The impact and success of these interventions are monitored on an ongoing basis. The aim of the initiative in Gaza province is to half the burden of malaria by 2011 by developing necessary infrastructure for effective malaria control working in close collaboration with the Provincial Department of Health (DPS). Twelve districts have been earmarked for the implementation of IRS programmes over the 5 year implementation period. The main service delivery areas are (i) prevention through vector control, (ii) correct, timely, diagnosis and treatment, (iii) implementation of an effective monitoring and evaluation system and (iv) capacity development within the community and the National Malaria Control Programme.
The expected outcomes would be a drastic reduction in malaria transmission with a resulting surge in economic development and tourism to the region. Control activities in Gaza will also continue reduction of transmission in the Limpopo Province and will further contribute towards the goals of the bi-lateral agreement between the Provincial Departments of Health in both provinces. A final aim will be to increasingly transfer the skills obtained and developed through the project to the personnel in Gaza Province as well as to the National Malaria Control Staff in order to ensure the future sustainability of malaria control in the region.
The Four major objectives of the LSDI project in Gaza are:
- To continue expanding the vector control intervention of the LSDI within the Province of Gaza.
- To ensure definitive diagnosis of malaria.
- To expand the LSDI’s monitoring and evaluation programme in Gaza Province to strengthen programme management.
- To set skilled personnel in place at all levels to ensure effective malaria control and sustainability of the intervention.

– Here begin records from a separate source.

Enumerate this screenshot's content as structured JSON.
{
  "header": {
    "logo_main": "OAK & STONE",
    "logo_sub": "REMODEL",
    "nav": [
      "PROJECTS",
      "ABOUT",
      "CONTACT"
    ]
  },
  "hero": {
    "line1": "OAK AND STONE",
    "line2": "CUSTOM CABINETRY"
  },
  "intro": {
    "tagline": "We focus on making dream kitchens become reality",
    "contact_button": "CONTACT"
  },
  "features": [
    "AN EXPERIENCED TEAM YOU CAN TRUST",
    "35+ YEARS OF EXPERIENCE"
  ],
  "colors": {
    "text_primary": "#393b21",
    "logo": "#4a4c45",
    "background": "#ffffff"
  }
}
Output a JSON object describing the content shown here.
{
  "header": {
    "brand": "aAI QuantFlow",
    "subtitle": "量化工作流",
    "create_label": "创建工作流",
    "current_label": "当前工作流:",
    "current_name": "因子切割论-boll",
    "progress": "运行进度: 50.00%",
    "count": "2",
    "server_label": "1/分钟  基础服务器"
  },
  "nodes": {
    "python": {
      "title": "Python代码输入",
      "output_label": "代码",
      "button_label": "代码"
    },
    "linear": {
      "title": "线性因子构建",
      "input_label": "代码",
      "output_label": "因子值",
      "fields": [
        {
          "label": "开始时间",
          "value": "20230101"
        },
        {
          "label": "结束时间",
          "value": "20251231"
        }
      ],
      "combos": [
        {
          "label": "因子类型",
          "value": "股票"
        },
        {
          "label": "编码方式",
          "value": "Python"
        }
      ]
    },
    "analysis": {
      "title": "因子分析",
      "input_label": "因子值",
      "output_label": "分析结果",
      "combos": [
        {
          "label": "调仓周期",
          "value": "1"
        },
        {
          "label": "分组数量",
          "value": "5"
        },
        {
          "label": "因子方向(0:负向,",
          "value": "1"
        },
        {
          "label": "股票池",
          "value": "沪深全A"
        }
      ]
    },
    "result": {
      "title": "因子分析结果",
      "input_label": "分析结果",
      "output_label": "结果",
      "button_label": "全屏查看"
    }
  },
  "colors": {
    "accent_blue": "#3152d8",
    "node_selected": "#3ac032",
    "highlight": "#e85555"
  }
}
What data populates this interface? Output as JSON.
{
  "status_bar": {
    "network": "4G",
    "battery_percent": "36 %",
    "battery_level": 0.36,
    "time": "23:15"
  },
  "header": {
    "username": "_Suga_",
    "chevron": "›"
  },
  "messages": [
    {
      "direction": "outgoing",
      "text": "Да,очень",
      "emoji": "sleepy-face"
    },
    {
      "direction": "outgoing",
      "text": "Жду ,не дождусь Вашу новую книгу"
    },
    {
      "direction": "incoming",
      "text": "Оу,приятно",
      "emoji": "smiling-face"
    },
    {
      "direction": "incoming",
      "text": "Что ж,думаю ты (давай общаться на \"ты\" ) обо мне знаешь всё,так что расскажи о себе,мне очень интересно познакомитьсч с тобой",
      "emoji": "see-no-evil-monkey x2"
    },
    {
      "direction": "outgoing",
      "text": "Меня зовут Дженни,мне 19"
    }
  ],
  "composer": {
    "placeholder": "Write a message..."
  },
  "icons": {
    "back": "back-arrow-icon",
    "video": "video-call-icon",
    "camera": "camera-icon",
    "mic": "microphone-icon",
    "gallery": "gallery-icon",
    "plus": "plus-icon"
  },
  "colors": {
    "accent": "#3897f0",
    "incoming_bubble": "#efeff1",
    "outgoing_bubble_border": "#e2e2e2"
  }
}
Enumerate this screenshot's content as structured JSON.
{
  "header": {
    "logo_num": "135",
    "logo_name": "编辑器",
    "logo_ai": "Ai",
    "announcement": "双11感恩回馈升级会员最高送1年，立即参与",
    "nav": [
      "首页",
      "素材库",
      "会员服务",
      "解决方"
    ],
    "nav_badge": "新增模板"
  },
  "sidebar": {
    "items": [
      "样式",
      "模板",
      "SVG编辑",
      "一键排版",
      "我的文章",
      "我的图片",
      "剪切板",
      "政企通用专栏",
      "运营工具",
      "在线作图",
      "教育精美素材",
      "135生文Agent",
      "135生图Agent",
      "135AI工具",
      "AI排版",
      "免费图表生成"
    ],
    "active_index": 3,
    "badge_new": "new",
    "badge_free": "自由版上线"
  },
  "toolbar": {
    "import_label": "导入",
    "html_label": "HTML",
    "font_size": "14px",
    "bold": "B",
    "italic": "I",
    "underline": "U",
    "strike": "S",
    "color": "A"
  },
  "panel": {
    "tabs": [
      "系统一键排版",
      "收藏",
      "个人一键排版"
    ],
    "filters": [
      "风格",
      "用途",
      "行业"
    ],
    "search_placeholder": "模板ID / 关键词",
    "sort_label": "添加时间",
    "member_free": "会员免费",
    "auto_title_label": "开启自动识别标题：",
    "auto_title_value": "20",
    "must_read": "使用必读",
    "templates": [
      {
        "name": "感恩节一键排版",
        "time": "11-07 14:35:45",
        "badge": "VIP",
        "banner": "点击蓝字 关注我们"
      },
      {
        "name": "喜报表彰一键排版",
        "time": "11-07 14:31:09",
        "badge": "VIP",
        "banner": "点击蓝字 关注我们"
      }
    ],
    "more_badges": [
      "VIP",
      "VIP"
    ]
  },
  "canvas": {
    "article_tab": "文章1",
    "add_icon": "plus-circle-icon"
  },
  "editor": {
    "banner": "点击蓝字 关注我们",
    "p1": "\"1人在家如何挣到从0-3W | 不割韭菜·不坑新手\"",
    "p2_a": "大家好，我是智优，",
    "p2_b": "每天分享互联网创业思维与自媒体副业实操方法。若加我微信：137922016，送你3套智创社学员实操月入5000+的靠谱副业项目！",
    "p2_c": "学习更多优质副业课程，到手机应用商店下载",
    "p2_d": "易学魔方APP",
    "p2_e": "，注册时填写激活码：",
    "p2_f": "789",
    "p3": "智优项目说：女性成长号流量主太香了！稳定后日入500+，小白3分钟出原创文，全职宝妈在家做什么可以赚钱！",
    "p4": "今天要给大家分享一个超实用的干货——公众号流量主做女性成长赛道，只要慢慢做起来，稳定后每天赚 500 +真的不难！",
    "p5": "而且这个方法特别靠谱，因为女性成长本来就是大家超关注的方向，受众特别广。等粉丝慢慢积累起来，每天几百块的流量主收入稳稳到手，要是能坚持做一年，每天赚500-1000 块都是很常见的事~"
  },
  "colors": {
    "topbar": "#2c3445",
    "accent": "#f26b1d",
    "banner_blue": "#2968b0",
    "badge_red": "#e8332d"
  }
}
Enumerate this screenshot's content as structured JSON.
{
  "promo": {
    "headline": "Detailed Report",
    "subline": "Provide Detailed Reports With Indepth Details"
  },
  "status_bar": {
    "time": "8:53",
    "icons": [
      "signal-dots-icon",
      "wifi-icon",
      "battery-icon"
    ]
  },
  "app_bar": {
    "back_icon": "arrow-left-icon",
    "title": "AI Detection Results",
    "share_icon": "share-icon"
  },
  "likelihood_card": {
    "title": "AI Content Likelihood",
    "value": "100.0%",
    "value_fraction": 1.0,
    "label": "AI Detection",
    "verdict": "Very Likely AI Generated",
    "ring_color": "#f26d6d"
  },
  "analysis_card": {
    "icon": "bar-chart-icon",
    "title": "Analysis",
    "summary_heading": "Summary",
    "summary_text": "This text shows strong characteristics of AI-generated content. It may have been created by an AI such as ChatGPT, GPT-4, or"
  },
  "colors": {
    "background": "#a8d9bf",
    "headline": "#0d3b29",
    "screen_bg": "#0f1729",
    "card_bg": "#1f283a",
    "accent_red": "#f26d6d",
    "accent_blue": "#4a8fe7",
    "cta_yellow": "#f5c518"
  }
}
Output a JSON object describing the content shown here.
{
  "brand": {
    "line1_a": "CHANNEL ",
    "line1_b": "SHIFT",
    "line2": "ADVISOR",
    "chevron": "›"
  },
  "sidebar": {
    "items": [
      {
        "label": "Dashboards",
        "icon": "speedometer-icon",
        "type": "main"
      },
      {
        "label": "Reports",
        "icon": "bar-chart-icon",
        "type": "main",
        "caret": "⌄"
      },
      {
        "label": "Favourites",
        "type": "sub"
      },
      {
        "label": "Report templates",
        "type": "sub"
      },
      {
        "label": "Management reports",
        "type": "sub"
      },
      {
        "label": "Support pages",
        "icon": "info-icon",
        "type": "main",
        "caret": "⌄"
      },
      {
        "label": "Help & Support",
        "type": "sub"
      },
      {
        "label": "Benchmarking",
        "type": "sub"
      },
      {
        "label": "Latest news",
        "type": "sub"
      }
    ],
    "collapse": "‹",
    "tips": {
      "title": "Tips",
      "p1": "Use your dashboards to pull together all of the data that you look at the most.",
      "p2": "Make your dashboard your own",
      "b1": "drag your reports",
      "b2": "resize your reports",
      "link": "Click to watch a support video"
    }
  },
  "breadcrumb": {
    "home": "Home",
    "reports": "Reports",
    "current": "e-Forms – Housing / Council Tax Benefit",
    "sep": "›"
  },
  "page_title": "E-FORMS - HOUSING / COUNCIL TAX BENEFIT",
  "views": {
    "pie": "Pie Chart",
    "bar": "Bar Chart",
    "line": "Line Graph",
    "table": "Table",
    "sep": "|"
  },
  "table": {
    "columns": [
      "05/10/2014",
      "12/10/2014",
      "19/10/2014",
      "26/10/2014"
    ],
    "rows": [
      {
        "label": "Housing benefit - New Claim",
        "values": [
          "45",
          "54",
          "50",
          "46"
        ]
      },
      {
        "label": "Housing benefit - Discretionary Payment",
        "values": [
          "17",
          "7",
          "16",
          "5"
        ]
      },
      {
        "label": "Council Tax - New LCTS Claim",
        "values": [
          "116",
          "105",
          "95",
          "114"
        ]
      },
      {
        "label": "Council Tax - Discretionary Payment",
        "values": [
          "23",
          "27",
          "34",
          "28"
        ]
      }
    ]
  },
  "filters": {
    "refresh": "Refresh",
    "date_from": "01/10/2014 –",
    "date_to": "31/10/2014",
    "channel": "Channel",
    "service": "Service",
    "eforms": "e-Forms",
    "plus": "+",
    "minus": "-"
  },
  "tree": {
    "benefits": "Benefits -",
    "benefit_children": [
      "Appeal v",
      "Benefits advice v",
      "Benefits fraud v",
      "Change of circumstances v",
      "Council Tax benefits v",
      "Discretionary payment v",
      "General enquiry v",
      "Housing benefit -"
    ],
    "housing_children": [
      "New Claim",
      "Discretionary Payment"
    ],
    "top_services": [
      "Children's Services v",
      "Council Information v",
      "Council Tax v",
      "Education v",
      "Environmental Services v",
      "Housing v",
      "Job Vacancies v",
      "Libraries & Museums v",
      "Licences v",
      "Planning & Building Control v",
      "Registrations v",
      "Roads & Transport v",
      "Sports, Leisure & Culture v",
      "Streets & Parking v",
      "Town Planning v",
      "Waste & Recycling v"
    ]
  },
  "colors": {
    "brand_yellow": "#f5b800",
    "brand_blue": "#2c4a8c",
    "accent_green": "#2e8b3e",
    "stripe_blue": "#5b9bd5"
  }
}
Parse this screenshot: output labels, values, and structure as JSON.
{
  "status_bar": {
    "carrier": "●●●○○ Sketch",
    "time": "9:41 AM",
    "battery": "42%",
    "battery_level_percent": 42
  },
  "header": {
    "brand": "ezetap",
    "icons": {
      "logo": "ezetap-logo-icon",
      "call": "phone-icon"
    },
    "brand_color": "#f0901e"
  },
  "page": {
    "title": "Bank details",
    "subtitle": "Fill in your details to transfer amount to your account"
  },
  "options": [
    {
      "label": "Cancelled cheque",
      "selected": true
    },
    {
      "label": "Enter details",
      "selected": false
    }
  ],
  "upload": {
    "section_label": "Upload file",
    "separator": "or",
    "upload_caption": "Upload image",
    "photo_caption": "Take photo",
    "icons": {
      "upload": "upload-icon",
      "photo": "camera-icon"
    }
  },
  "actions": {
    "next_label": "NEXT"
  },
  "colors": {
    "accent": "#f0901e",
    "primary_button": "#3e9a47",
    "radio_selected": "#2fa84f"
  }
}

The most basic goal of malaria control is the prevention of disease transmission from infected to un-infected individuals. Prevention strategies include both controlling the vectors responsible for spreading the disease and controlling the prevalence of the parasites responsible for the disease. Based on successful interventions in the neighbouring Province of Maputo, IRS is implemented as the main intervention for vector control, complemented by the provision of RDTs for timely diagnosis and through the provision of ACTs for effective treatment of malaria cases.